To do –
Could you set down the records below exactly as they are, with no pictures?

Provided material –
╭──
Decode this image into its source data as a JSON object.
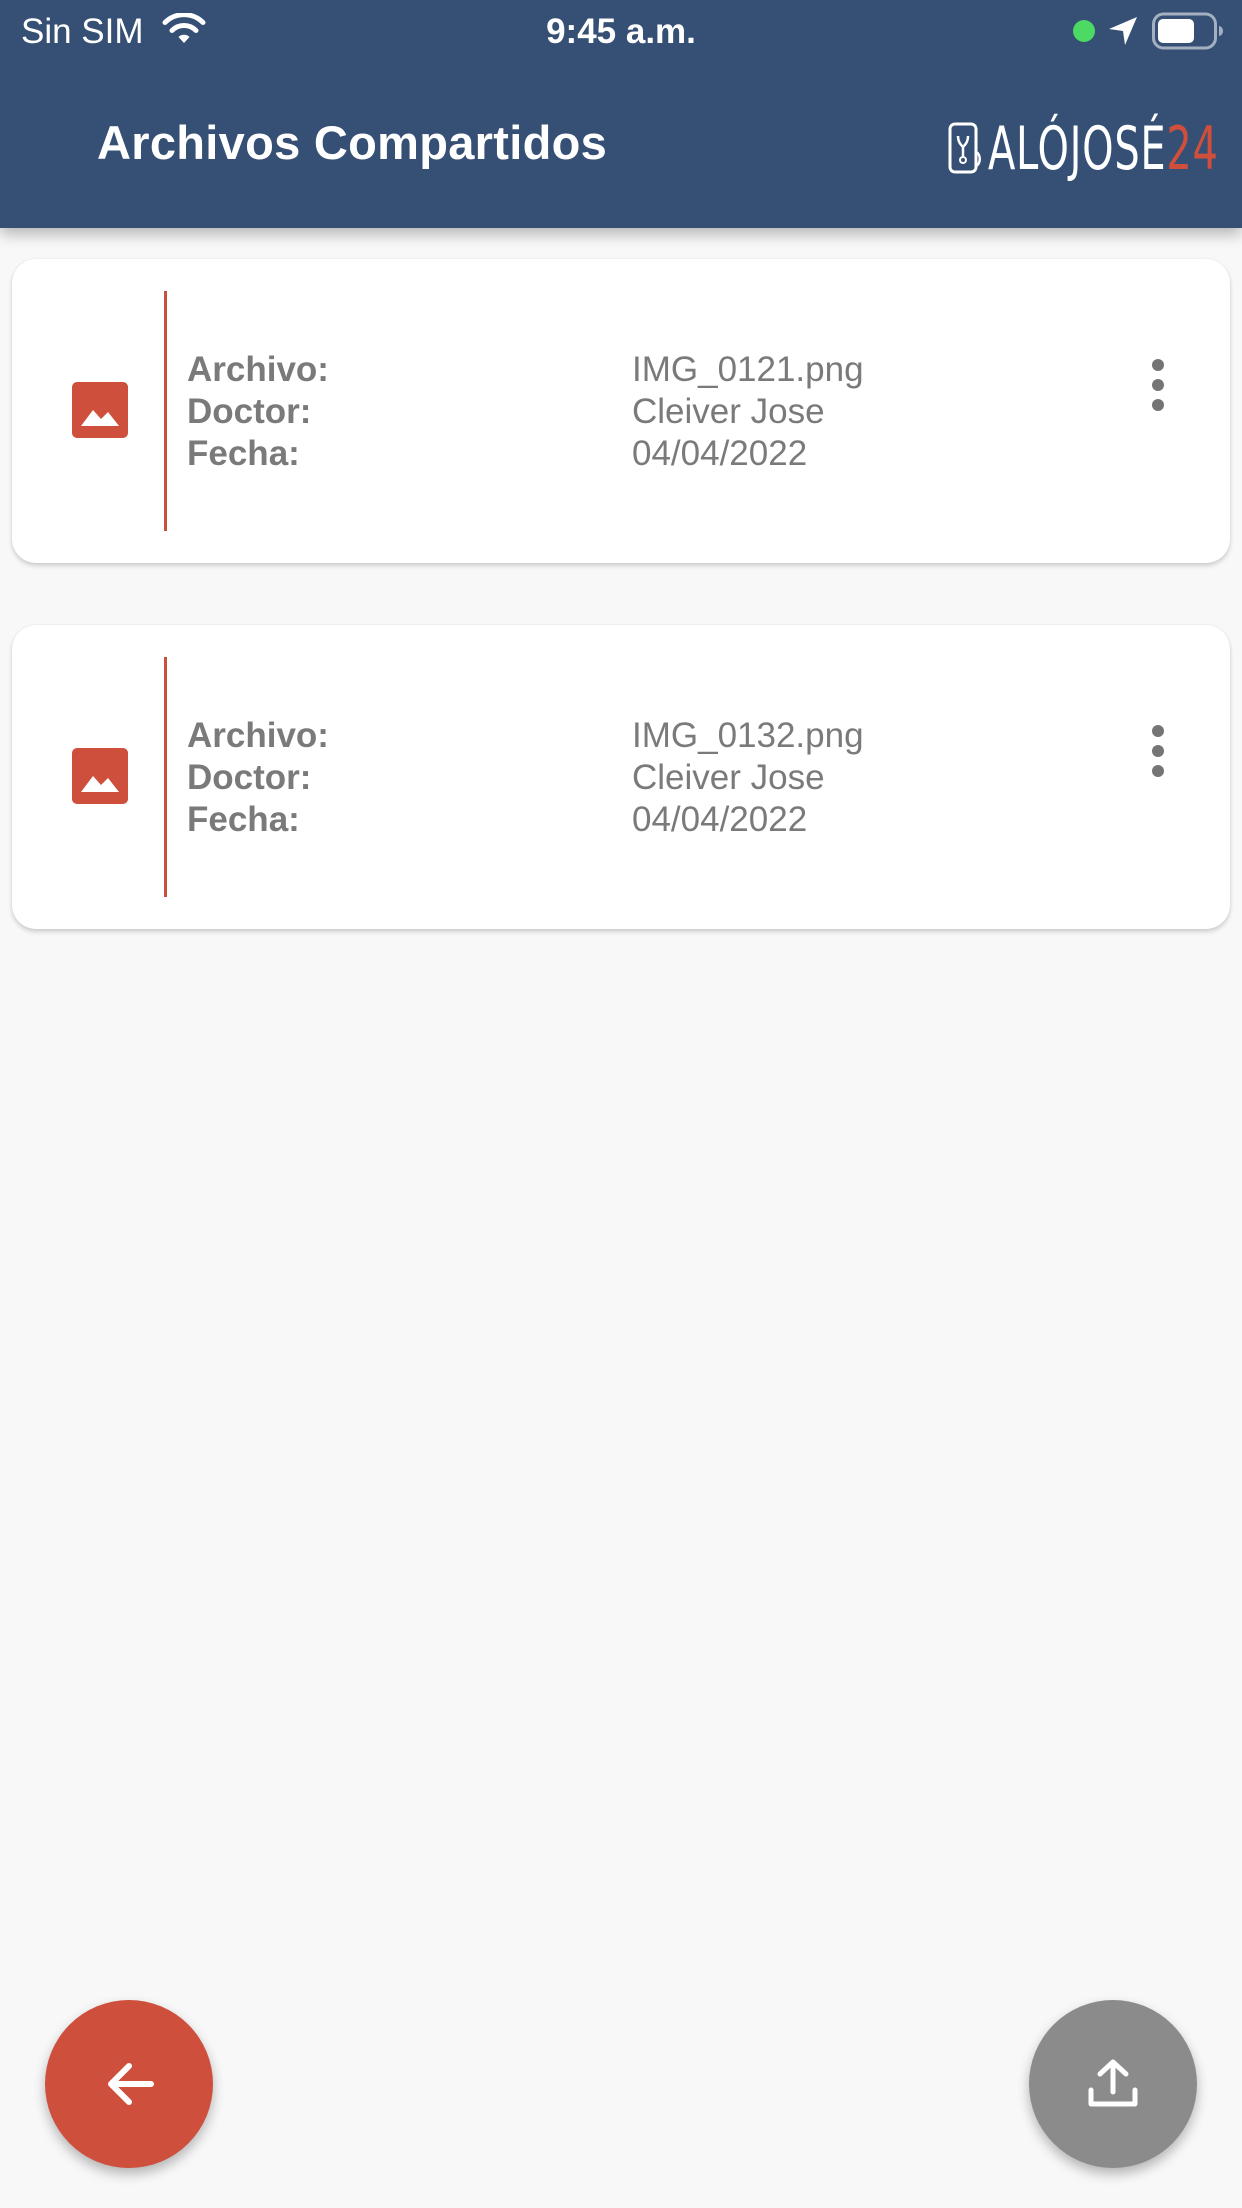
{
  "status_bar": {
    "carrier": "Sin SIM",
    "time": "9:45 a.m.",
    "icons": [
      "wifi-icon",
      "location-icon",
      "battery-icon"
    ]
  },
  "header": {
    "title": "Archivos Compartidos",
    "logo": {
      "text_main": "ALÓJOSÉ",
      "text_accent": "24"
    }
  },
  "files": [
    {
      "icon": "image-icon",
      "archivo_label": "Archivo:",
      "archivo": "IMG_0121.png",
      "doctor_label": "Doctor:",
      "doctor": "Cleiver Jose",
      "fecha_label": "Fecha:",
      "fecha": "04/04/2022"
    },
    {
      "icon": "image-icon",
      "archivo_label": "Archivo:",
      "archivo": "IMG_0132.png",
      "doctor_label": "Doctor:",
      "doctor": "Cleiver Jose",
      "fecha_label": "Fecha:",
      "fecha": "04/04/2022"
    }
  ],
  "actions": {
    "back_icon": "arrow-left-icon",
    "upload_icon": "upload-icon"
  },
  "colors": {
    "header_bg": "#355074",
    "accent": "#cd4f3c",
    "upload_fab": "#8b8b8b",
    "background": "#f8f8f8",
    "text_muted": "#7a7a7a"
  }
}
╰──
Written answer –
Decode this image into its source data as a JSON object.
{
  "status_bar": {
    "carrier": "Sin SIM",
    "time": "9:45 a.m.",
    "icons": [
      "wifi-icon",
      "location-icon",
      "battery-icon"
    ]
  },
  "header": {
    "title": "Archivos Compartidos",
    "logo": {
      "text_main": "ALÓJOSÉ",
      "text_accent": "24"
    }
  },
  "files": [
    {
      "icon": "image-icon",
      "archivo_label": "Archivo:",
      "archivo": "IMG_0121.png",
      "doctor_label": "Doctor:",
      "doctor": "Cleiver Jose",
      "fecha_label": "Fecha:",
      "fecha": "04/04/2022"
    },
    {
      "icon": "image-icon",
      "archivo_label": "Archivo:",
      "archivo": "IMG_0132.png",
      "doctor_label": "Doctor:",
      "doctor": "Cleiver Jose",
      "fecha_label": "Fecha:",
      "fecha": "04/04/2022"
    }
  ],
  "actions": {
    "back_icon": "arrow-left-icon",
    "upload_icon": "upload-icon"
  },
  "colors": {
    "header_bg": "#355074",
    "accent": "#cd4f3c",
    "upload_fab": "#8b8b8b",
    "background": "#f8f8f8",
    "text_muted": "#7a7a7a"
  }
}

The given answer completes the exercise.